→ Aim of the task
Pick each line containing the word "false" out of the data below.

→ Information supplied
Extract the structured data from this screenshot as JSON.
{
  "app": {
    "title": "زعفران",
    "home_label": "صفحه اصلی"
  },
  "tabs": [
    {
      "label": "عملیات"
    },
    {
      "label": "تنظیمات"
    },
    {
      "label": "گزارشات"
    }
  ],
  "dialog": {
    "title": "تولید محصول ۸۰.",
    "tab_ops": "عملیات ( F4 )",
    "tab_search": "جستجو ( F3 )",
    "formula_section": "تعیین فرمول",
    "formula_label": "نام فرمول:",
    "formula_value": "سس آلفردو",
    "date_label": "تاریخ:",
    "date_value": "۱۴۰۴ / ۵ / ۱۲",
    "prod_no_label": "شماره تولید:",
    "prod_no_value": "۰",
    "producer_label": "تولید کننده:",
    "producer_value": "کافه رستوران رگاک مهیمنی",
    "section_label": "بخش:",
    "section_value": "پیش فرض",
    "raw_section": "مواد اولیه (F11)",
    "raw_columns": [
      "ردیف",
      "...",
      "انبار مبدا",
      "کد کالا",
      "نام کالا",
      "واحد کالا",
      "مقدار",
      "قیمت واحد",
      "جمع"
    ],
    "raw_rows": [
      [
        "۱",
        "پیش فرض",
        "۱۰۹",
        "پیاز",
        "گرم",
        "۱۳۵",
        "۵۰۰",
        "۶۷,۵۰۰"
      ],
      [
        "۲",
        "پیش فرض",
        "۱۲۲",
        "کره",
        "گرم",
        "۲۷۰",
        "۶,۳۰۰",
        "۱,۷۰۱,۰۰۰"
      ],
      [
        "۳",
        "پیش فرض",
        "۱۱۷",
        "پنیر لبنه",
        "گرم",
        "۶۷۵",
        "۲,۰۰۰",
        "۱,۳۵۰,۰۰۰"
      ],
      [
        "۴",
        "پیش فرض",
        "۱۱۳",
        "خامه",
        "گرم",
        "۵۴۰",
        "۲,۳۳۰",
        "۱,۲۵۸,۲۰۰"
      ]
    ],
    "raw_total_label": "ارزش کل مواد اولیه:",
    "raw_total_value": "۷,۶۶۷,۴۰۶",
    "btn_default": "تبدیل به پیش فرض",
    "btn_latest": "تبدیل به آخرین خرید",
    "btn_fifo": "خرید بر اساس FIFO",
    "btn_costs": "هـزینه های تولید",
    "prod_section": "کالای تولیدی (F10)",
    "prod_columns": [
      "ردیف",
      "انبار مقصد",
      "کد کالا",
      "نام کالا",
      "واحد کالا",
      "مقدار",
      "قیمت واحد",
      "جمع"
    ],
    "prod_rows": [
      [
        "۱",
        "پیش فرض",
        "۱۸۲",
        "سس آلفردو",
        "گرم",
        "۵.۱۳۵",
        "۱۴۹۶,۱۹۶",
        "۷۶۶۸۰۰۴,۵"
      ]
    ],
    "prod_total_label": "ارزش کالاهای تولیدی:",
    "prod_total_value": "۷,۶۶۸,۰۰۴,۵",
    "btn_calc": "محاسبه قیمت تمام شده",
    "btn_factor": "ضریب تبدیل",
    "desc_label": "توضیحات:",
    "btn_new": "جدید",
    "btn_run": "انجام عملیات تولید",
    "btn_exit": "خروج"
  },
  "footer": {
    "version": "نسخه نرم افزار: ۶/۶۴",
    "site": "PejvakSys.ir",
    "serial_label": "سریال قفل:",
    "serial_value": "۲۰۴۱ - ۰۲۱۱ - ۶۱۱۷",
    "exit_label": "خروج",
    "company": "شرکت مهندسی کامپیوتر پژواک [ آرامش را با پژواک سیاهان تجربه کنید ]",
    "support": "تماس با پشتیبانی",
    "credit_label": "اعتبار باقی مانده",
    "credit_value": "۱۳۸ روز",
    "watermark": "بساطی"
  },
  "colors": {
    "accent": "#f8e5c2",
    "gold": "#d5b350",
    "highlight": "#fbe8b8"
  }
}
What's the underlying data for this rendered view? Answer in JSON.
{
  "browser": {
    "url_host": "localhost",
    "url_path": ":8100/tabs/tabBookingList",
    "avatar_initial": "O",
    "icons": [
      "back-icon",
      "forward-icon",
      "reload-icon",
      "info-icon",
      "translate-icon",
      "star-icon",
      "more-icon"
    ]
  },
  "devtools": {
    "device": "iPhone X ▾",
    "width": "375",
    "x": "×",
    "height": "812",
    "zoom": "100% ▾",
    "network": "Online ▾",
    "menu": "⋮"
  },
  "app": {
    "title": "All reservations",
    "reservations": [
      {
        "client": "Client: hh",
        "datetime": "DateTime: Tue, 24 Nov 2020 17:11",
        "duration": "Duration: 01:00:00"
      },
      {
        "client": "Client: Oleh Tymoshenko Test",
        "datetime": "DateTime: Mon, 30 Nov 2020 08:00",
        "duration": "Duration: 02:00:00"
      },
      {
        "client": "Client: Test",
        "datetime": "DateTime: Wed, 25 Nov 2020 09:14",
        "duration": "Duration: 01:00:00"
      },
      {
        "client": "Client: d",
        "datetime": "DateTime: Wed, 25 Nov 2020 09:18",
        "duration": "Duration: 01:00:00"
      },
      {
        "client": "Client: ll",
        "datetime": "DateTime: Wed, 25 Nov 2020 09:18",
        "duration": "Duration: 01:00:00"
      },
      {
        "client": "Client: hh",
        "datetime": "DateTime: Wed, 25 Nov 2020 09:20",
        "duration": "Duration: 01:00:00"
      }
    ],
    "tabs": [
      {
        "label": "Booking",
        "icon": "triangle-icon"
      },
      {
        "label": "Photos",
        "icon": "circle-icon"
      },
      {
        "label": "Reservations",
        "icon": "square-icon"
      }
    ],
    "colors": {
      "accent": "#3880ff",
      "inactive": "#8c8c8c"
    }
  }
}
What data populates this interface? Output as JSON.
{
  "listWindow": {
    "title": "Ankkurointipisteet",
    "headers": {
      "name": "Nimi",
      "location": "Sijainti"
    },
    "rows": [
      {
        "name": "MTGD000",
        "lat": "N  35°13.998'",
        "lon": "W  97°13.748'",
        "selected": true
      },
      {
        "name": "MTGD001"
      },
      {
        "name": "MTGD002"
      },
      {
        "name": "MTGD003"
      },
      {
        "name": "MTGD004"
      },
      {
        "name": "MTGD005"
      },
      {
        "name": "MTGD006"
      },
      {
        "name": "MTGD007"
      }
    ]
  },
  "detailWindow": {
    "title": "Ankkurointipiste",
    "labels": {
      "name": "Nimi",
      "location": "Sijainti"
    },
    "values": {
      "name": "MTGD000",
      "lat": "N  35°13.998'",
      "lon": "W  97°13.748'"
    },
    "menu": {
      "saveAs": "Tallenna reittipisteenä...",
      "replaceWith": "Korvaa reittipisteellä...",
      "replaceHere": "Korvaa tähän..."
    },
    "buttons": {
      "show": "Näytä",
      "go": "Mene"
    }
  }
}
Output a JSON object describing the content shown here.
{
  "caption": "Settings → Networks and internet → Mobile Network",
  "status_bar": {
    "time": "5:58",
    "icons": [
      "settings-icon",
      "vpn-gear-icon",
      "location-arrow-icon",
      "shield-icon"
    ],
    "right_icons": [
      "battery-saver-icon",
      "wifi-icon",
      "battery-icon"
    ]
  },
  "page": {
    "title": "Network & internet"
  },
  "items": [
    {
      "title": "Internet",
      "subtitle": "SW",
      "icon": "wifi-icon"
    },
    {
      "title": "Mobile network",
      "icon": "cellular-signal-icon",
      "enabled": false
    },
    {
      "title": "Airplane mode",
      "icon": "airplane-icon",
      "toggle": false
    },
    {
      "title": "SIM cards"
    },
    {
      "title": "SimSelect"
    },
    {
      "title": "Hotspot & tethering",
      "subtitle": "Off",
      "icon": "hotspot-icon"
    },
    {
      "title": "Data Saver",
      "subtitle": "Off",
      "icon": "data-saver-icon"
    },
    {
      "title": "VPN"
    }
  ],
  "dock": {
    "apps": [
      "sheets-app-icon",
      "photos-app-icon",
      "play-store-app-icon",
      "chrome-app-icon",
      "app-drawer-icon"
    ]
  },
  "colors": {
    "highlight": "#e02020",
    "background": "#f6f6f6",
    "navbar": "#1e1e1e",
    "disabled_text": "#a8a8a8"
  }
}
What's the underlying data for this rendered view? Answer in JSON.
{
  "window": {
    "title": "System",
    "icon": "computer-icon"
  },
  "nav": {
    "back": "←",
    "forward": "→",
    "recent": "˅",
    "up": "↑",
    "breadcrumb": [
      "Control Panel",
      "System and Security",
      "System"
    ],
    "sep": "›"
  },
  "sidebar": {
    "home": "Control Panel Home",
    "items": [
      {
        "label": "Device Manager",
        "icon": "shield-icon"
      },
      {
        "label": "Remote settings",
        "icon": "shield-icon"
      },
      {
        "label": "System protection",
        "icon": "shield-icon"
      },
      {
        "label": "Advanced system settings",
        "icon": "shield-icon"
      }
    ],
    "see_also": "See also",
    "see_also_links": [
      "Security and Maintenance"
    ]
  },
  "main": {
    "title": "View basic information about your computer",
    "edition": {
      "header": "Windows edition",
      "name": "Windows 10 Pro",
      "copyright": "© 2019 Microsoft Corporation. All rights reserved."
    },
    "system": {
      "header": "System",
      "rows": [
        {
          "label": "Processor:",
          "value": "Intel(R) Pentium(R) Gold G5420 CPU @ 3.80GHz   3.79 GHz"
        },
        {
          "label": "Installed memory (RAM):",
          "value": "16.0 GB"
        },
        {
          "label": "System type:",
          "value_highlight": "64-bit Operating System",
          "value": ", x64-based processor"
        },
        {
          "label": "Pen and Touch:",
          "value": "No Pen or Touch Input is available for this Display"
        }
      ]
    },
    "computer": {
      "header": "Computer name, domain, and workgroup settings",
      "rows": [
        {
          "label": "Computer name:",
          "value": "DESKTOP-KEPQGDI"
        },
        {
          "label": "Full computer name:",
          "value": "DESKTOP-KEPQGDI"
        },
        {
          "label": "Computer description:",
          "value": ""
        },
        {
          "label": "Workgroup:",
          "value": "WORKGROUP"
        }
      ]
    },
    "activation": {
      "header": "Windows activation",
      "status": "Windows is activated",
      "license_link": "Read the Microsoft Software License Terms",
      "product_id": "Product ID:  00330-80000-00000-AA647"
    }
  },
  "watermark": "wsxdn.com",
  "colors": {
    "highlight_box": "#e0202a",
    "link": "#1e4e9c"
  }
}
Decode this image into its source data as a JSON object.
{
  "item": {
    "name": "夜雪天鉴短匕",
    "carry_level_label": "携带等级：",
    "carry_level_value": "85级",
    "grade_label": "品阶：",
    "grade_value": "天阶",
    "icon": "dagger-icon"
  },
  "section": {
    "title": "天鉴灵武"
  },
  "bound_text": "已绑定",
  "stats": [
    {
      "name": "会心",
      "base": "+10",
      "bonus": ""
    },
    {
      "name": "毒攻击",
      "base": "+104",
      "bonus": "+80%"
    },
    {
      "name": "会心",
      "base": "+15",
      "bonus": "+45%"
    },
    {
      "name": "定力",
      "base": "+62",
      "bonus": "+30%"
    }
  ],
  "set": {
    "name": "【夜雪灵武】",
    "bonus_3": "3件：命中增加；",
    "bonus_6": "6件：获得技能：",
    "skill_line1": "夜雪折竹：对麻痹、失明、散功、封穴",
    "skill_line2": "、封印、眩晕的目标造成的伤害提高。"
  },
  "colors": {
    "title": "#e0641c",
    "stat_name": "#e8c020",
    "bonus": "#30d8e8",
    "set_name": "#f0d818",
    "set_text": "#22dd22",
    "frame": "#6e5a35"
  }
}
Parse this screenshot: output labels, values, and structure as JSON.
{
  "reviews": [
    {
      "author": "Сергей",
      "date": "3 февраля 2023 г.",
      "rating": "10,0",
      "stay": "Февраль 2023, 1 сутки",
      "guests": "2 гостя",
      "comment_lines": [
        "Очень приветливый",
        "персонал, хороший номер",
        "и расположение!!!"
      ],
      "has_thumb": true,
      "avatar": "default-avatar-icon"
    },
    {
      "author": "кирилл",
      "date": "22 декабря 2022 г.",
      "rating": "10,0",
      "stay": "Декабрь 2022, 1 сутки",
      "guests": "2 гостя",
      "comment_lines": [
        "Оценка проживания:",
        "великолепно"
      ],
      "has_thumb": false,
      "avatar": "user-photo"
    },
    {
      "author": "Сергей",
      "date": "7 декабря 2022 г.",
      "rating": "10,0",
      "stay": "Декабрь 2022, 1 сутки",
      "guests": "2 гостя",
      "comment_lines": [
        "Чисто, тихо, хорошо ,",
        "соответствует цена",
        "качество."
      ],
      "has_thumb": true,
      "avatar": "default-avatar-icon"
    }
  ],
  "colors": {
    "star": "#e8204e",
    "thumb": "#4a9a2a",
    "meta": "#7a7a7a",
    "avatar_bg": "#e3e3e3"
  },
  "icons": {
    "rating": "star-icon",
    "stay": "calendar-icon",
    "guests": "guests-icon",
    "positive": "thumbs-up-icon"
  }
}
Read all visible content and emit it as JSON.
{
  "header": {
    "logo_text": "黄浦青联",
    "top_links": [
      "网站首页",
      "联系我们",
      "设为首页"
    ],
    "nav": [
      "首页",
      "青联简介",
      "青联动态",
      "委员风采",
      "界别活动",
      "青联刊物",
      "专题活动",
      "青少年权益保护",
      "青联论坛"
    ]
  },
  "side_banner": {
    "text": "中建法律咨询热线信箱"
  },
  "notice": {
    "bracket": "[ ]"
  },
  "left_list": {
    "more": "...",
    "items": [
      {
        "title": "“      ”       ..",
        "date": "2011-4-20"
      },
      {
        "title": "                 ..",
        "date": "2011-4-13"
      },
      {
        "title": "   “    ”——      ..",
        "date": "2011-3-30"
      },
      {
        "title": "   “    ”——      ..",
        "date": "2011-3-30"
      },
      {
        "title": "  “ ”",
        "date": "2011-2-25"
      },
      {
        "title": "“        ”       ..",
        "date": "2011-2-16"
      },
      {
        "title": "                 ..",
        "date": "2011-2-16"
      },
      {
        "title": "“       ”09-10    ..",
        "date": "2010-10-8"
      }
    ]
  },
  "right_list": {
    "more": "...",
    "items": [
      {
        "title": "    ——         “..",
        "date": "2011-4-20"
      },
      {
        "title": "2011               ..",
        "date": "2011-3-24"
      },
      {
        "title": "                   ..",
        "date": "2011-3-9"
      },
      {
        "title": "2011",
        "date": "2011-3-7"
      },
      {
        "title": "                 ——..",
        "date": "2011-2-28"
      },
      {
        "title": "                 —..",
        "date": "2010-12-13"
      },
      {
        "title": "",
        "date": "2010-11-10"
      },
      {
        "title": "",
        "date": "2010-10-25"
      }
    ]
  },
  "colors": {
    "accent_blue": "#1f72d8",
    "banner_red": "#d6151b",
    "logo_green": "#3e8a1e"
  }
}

→ The answer
      "enabled": false
      "toggle": false
      "has_thumb": false,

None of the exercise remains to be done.